A Quarterly Journal of Contemporary English Language Haibun
| Current Issue | Editorial Staff | About This Journal | Submissions |
| Acceptance Criteria | Haibun Definitions | Articles | Archives | Search |

Archive: American Haibun & Haiga Volume 3

[Return to Author List, Vol 3 ]



Red Grapes

It’s one of those chores that carries mixed blessings. The supermarket aisle on payday Friday becomes a tangle of carts and strollers and shoppers with children in tow. Yet it all seems worth the trouble when I stand back and peer into my pantry, arms crossed with a sense of satisfaction.

So, I grab the last item on my list, ice cream of course, and select the checkout counter with the shortest line. One must not be in a hurry here. I peruse magazine headlines as the cart and I inch nearer the black conveyor belt.

About half of the cart is emptied when two frail hands reach in and pick up the red grapes I’ve so carefully chosen from bunches of grapes in various stages of freshness. I like firm, crisp red grapes, and this bunch is as near perfect as I can find. After placing them on the counter the old man removes a bottle of sparkling water and, one by one, the rest of my groceries. He looks up at me and I thank him for his help. He replies, “Oh, it’s nothing at all.” He is slender and appears in good health despite his frail hands. I respond, “Well, sir . . . today it is something. Thank you again.”

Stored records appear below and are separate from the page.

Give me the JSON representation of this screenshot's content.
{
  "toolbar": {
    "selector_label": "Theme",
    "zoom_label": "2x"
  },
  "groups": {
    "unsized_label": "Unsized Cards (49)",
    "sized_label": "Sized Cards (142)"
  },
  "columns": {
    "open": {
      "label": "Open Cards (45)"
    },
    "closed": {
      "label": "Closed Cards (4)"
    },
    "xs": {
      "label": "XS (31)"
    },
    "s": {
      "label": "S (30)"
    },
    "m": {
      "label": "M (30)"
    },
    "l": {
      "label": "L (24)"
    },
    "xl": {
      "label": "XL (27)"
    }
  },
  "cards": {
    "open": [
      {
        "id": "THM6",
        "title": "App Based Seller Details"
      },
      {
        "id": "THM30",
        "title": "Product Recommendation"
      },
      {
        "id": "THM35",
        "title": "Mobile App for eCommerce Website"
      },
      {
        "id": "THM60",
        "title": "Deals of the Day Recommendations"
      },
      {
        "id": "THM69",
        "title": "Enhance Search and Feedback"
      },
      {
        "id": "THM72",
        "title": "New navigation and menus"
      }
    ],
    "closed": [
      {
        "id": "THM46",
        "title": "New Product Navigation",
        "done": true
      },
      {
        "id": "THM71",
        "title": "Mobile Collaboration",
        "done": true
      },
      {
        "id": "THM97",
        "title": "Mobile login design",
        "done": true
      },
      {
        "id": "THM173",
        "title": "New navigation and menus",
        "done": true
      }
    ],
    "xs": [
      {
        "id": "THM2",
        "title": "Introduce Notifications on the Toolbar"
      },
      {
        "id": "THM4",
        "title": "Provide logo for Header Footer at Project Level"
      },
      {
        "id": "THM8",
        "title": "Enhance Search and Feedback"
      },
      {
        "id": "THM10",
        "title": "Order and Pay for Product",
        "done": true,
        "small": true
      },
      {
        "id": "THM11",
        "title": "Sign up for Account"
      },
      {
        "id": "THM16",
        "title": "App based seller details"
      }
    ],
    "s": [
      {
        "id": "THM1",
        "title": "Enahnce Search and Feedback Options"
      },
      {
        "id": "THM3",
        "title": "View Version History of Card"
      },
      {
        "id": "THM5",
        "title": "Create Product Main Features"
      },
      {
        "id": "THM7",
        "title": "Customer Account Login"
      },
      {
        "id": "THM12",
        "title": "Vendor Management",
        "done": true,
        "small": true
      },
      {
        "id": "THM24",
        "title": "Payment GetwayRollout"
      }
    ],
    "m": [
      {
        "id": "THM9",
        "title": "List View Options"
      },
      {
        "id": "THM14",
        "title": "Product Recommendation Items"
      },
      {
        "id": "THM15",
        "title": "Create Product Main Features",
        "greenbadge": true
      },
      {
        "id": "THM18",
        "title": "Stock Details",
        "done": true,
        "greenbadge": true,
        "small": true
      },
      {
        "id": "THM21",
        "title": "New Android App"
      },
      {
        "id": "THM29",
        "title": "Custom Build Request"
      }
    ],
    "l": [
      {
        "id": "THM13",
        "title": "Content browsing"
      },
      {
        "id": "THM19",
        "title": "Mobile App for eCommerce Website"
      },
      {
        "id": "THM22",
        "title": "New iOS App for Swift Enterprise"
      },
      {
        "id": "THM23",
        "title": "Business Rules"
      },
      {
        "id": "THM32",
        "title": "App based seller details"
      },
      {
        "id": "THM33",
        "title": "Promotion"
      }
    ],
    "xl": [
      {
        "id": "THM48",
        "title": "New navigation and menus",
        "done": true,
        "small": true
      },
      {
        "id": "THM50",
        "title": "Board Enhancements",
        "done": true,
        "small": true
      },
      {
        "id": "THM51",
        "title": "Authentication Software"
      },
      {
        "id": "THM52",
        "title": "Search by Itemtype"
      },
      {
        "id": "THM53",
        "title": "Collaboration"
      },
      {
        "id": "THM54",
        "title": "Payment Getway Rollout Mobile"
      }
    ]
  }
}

The shopper in front of me has a stack of coupons. It takes a long time to verify and scan each one—seasoned shoppers know this. The old man says, “I’d like to show you these photos I just picked up. I have the time, and you seem the sort who might appreciate them.” He tells me that he shoots one roll of film each week, mostly of people, and things like statues and flowers. Each photograph has a story, and he tells them all to me.

Near the end of the photographs, and the stories, the cashier finishes ringing up my groceries so I break away to swipe my card and punch in the required code. Before leaving, I turn back to the old man. “I just want to thank you again for your help, sir, and for sharing your photographs with me.” He smiles, as if it’s nothing at all.

chilled red grapes . . .
     kindling crackles
          in the fireplace

[Return to Author List, Vol 3 ]


Copyright: All contents are the property of the contributors and contemporary haibun online. Contributors are free to publish elsewhere so long as cho is cited as the first place of publication. No content may be published or distributed elsewhere in any form or in any way without permission of the contributors. cho retains the right to republish the contents in the print annual publication: contemporary haibun.